Thursday, April 05, 2007

Boneyard Creek Gains Respect

Note: I am still researching and writing EA each week, but other people will be voicing the spots until April 17, 2007. I'm running for a seat on the Champaign Park District board, so my voice can't be on the radio without opening up the same amount of time for other candidates.

Dee Breeding from WILL-AM 580 narrates this week's installment.


Listen to the commentary
Real Audio : MP3 download

Most people hardly notice the Boneyard Creek, which arises in north Champaign, flows through the U of I campus, and joins the Saline Branch of the Salt Fork River in Urbana.

When you slow down to look, though, you see that, small as it is, the Boneyard is a magnet for wildlife. At this time of year, the trees along Second Street and in Scott Park are coming to life with migrating songbirds. The creek itself provides a stopover for mallards and the occasional wood duck, and a belted kingfisher cruises the corridor. In a deeper pool on the U of I campus you may see bullfrogs, or even an occasional snapping turtle. And this is to say nothing of the twenty-two species of fish that inhabit the creek.

To the credit of all involved, local decision makers have begun to treat the Boneyard as an asset, too.

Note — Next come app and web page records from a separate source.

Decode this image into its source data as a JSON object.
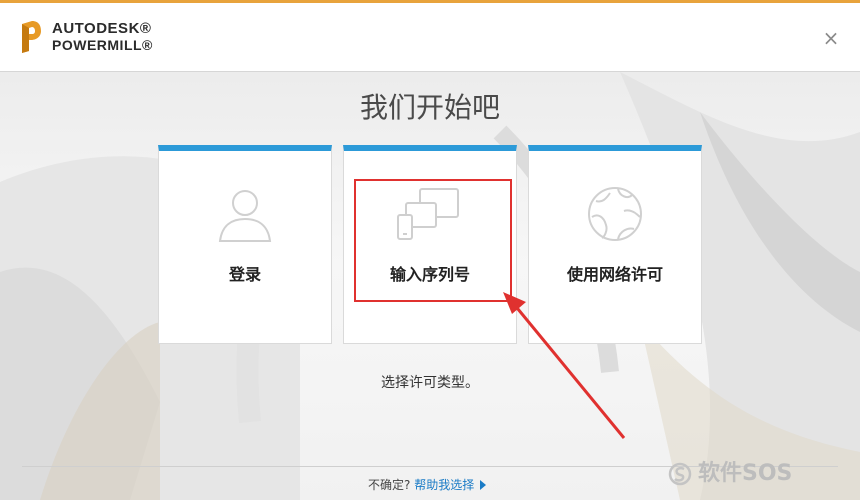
{
  "window": {
    "brand_line1": "AUTODESK®",
    "brand_line2": "POWERMILL®",
    "close_glyph": "×",
    "logo_icon": "autodesk-p-logo",
    "accent_color": "#e8a33c"
  },
  "main": {
    "heading": "我们开始吧",
    "subtext": "选择许可类型。"
  },
  "cards": [
    {
      "id": "login",
      "label": "登录",
      "icon": "person-icon"
    },
    {
      "id": "serial",
      "label": "输入序列号",
      "icon": "devices-icon"
    },
    {
      "id": "network",
      "label": "使用网络许可",
      "icon": "globe-icon"
    }
  ],
  "card_accent_color": "#2c9ad8",
  "annotation": {
    "highlight_color": "#e0312f",
    "arrow_color": "#e0312f"
  },
  "footer": {
    "prompt": "不确定?",
    "link": "帮助我选择"
  },
  "watermark": {
    "text": "软件SOS"
  }
}
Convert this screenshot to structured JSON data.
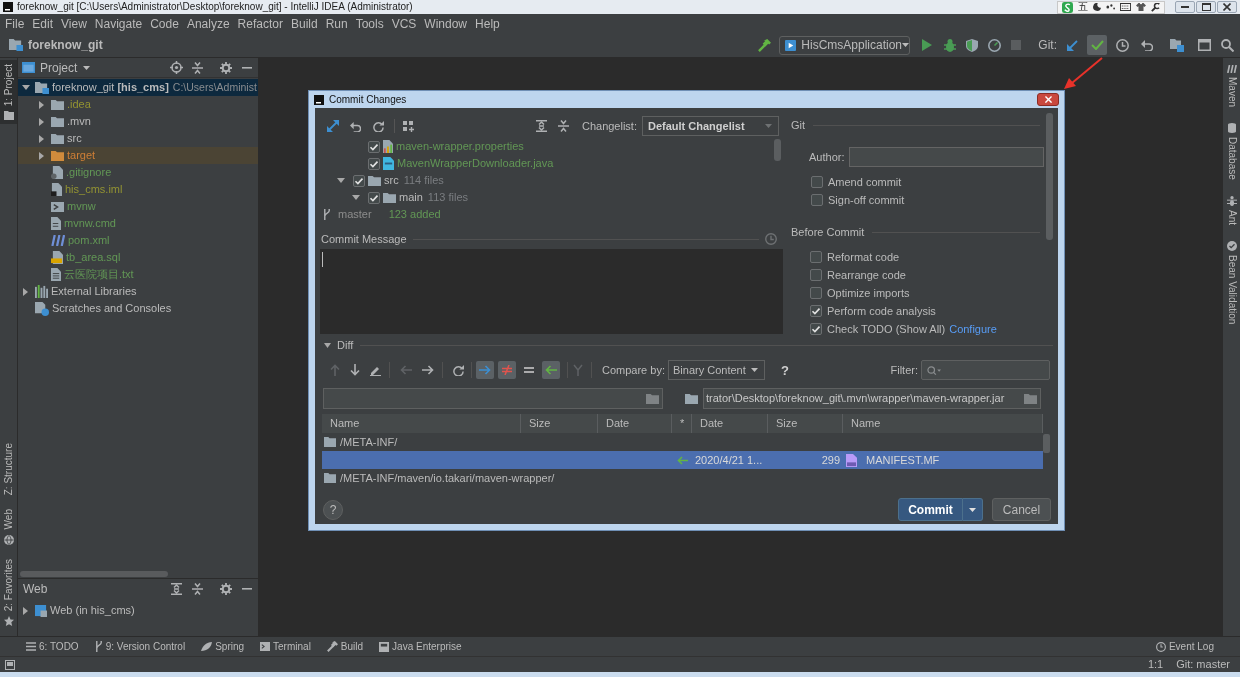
{
  "window": {
    "title": "foreknow_git [C:\\Users\\Administrator\\Desktop\\foreknow_git] - IntelliJ IDEA (Administrator)",
    "input_mode": "五"
  },
  "menu": [
    "File",
    "Edit",
    "View",
    "Navigate",
    "Code",
    "Analyze",
    "Refactor",
    "Build",
    "Run",
    "Tools",
    "VCS",
    "Window",
    "Help"
  ],
  "navbar": {
    "project": "foreknow_git",
    "run_config": "HisCmsApplication",
    "vcs_label": "Git:",
    "vcs_actions": [
      {
        "kind": "update",
        "highlighted": false
      },
      {
        "kind": "commit",
        "highlighted": true
      },
      {
        "kind": "history",
        "highlighted": false
      },
      {
        "kind": "rollback",
        "highlighted": false
      }
    ]
  },
  "left_stripe": {
    "top": [
      {
        "label": "1: Project",
        "kind": "project",
        "selected": true
      }
    ],
    "bottom": [
      {
        "label": "Z: Structure",
        "kind": "structure",
        "selected": false
      },
      {
        "label": "Web",
        "kind": "web",
        "selected": false
      },
      {
        "label": "2: Favorites",
        "kind": "favorites",
        "selected": false
      }
    ]
  },
  "project_panel": {
    "title": "Project",
    "tree": [
      {
        "label": "foreknow_git **[his_cms]**",
        "path": "C:\\Users\\Administ",
        "kind": "module",
        "excluded": false,
        "expanded": true,
        "selected": true,
        "children": [
          {
            "label": ".idea",
            "kind": "folder",
            "color": "#939332",
            "excluded": false,
            "expanded": false,
            "selected": false
          },
          {
            "label": ".mvn",
            "kind": "folder",
            "excluded": false,
            "expanded": false,
            "selected": false
          },
          {
            "label": "src",
            "kind": "folder",
            "excluded": false,
            "expanded": false,
            "selected": false
          },
          {
            "label": "target",
            "kind": "folder",
            "color": "#cf7f36",
            "excluded": true,
            "expanded": false,
            "selected": false
          },
          {
            "label": ".gitignore",
            "kind": "ignore_file",
            "color": "#629755",
            "excluded": false,
            "selected": false
          },
          {
            "label": "his_cms.iml",
            "kind": "iml_file",
            "color": "#939332",
            "excluded": false,
            "selected": false
          },
          {
            "label": "mvnw",
            "kind": "script_file",
            "color": "#629755",
            "excluded": false,
            "selected": false
          },
          {
            "label": "mvnw.cmd",
            "kind": "cmd_file",
            "color": "#629755",
            "excluded": false,
            "selected": false
          },
          {
            "label": "pom.xml",
            "kind": "maven_file",
            "color": "#629755",
            "excluded": false,
            "selected": false
          },
          {
            "label": "tb_area.sql",
            "kind": "sql_file",
            "color": "#629755",
            "excluded": false,
            "selected": false
          },
          {
            "label": "云医院项目.txt",
            "kind": "text_file",
            "color": "#629755",
            "excluded": false,
            "selected": false
          }
        ]
      },
      {
        "label": "External Libraries",
        "kind": "libraries",
        "excluded": false,
        "expanded": false,
        "selected": false
      },
      {
        "label": "Scratches and Consoles",
        "kind": "scratches",
        "excluded": false,
        "selected": false
      }
    ]
  },
  "web_panel": {
    "title": "Web",
    "tree": [
      {
        "label": "Web (in his_cms)",
        "kind": "web",
        "expanded": false,
        "selected": false
      }
    ]
  },
  "right_stripe": [
    {
      "label": "Maven",
      "kind": "maven"
    },
    {
      "label": "Database",
      "kind": "database"
    },
    {
      "label": "Ant",
      "kind": "ant"
    },
    {
      "label": "Bean Validation",
      "kind": "bean_validation"
    }
  ],
  "dialog": {
    "title": "Commit Changes",
    "changelist_label": "Changelist:",
    "changelist": "Default Changelist",
    "changes_tree": [
      {
        "children": [
          {
            "label": "maven-wrapper.properties",
            "kind": "properties",
            "color": "#629755",
            "checked": true
          },
          {
            "label": "MavenWrapperDownloader.java",
            "kind": "java",
            "color": "#629755",
            "checked": true
          }
        ]
      },
      {
        "label": "src",
        "kind": "folder",
        "count": "114 files",
        "checked": true,
        "expanded": true,
        "children": [
          {
            "label": "main",
            "kind": "folder",
            "count": "113 files",
            "checked": true,
            "expanded": true
          }
        ]
      }
    ],
    "branch": "master",
    "summary": "123 added",
    "message_label": "Commit Message",
    "git_section": {
      "title": "Git",
      "author_label": "Author:",
      "options": [
        {
          "label": "Amend commit",
          "checked": false
        },
        {
          "label": "Sign-off commit",
          "checked": false
        }
      ]
    },
    "before_commit": {
      "title": "Before Commit",
      "options": [
        {
          "label": "Reformat code",
          "checked": false
        },
        {
          "label": "Rearrange code",
          "checked": false
        },
        {
          "label": "Optimize imports",
          "checked": false
        },
        {
          "label": "Perform code analysis",
          "checked": true
        },
        {
          "label": "Check TODO (Show All)",
          "checked": true,
          "link": "Configure"
        }
      ]
    },
    "diff": {
      "title": "Diff",
      "expanded": true,
      "toolbar": [
        {
          "kind": "up",
          "disabled": true
        },
        {
          "kind": "down",
          "disabled": false
        },
        {
          "kind": "edit",
          "disabled": false
        },
        {
          "kind": "left",
          "disabled": true
        },
        {
          "kind": "right",
          "disabled": false
        },
        {
          "kind": "refresh",
          "disabled": false
        }
      ],
      "filters": [
        {
          "kind": "left_only",
          "pressed": true
        },
        {
          "kind": "different",
          "pressed": true
        },
        {
          "kind": "equal",
          "pressed": false
        },
        {
          "kind": "right_only",
          "pressed": true
        }
      ],
      "merge": {
        "disabled": true
      },
      "compare_label": "Compare by:",
      "compare_value": "Binary Content",
      "help": "?",
      "filter_label": "Filter:",
      "right_path": "trator\\Desktop\\foreknow_git\\.mvn\\wrapper\\maven-wrapper.jar",
      "columns": [
        "Name",
        "Size",
        "Date",
        "*",
        "Date",
        "Size",
        "Name"
      ],
      "rows": [
        {
          "kind": "folder",
          "path": "/META-INF/",
          "selected": false
        },
        {
          "kind": "right_only",
          "right_date": "2020/4/21 1...",
          "right_size": "299",
          "right_name": "MANIFEST.MF",
          "selected": true
        },
        {
          "kind": "folder",
          "path": "/META-INF/maven/io.takari/maven-wrapper/",
          "selected": false
        }
      ]
    },
    "help_button": "?",
    "buttons": [
      {
        "label": "Commit",
        "kind": "primary"
      },
      {
        "label": "Cancel",
        "kind": "secondary"
      }
    ]
  },
  "bottom_tools": [
    {
      "label": "6: TODO",
      "kind": "todo"
    },
    {
      "label": "9: Version Control",
      "kind": "vcs"
    },
    {
      "label": "Spring",
      "kind": "spring"
    },
    {
      "label": "Terminal",
      "kind": "terminal"
    },
    {
      "label": "Build",
      "kind": "build"
    },
    {
      "label": "Java Enterprise",
      "kind": "java_enterprise"
    }
  ],
  "event_log": "Event Log",
  "status_bar": {
    "position": "1:1",
    "branch": "Git: master"
  }
}
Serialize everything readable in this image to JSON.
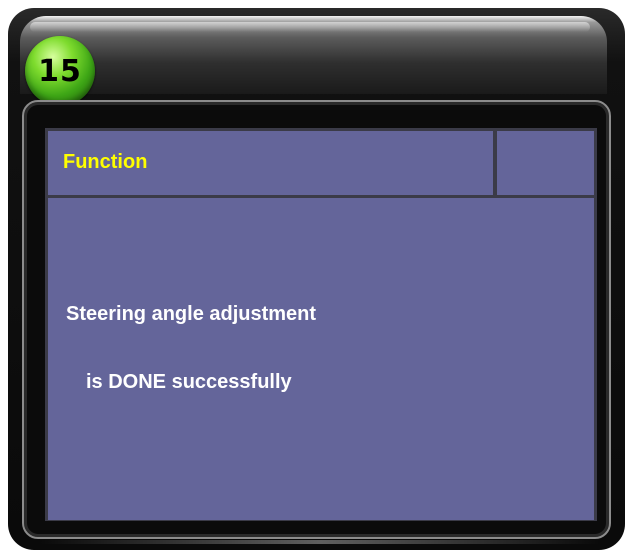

In January the Champaign City Council approved a plan to create a naturalized flood control basin between downtown and Scott Park. With the right attention to design, such a basin could provide a small but significant bit of habitat for wildlife in the heart of the city, and give residents a place to unwind with access to the creek.

This redeveloped stream corridor in Champaign will complement the redeveloped creek on the U of I campus. There, planners took into account environmental and aesthetic values as they reshaped the stream, incorporating features that give it a natural appearance and make it hospitable to aquatic life.

The retaining walls on campus are faced with block and natural stone rather than smooth concrete or corrugated metal. The channel is marked by some of the variation characteristic of free-flowing streams—deeper pools, shallow riffles, and even a few meanders. And all of this is set off with landscaping that uses native plants to further the impression of a natural area. Most welcome of all, a person need not risk life or limb to get near the creek, thanks to grassy slopes that lead right to the water’s edge.

The City of Urbana is just beginning a landscape and urban design study focusing on the portion of the Boneyard that flows through downtown. Planners there envision beautifying the creek between Main Street and University Avenue, and integrating it with surrounding development. The possibilities for this project include naturalized landscaping, sitting areas, and pedestrian connections that would showcase the creek rather than hide it.

The Boneyard Creek really is a natural asset for our community, and we have much to gain by treating it well.

You can participate in the renewal of the Boneyard Creek and celebrate Earth Day by turning out for the Boneyard Creek Community Day on Saturday, April 21. Participants at this event will clean up litter, mark storm drains to alert people not to dump waste there, and help naturalize stream banks. Boneyard Creek Community Day activities begin with registration at 9:00 a.m. at Scott Park [map] in Champaign and continue until noon, when lunch will be provided for volunteers.

For more information you can contact Prairie Rivers Network by phone at 344-2371, or check in on the web at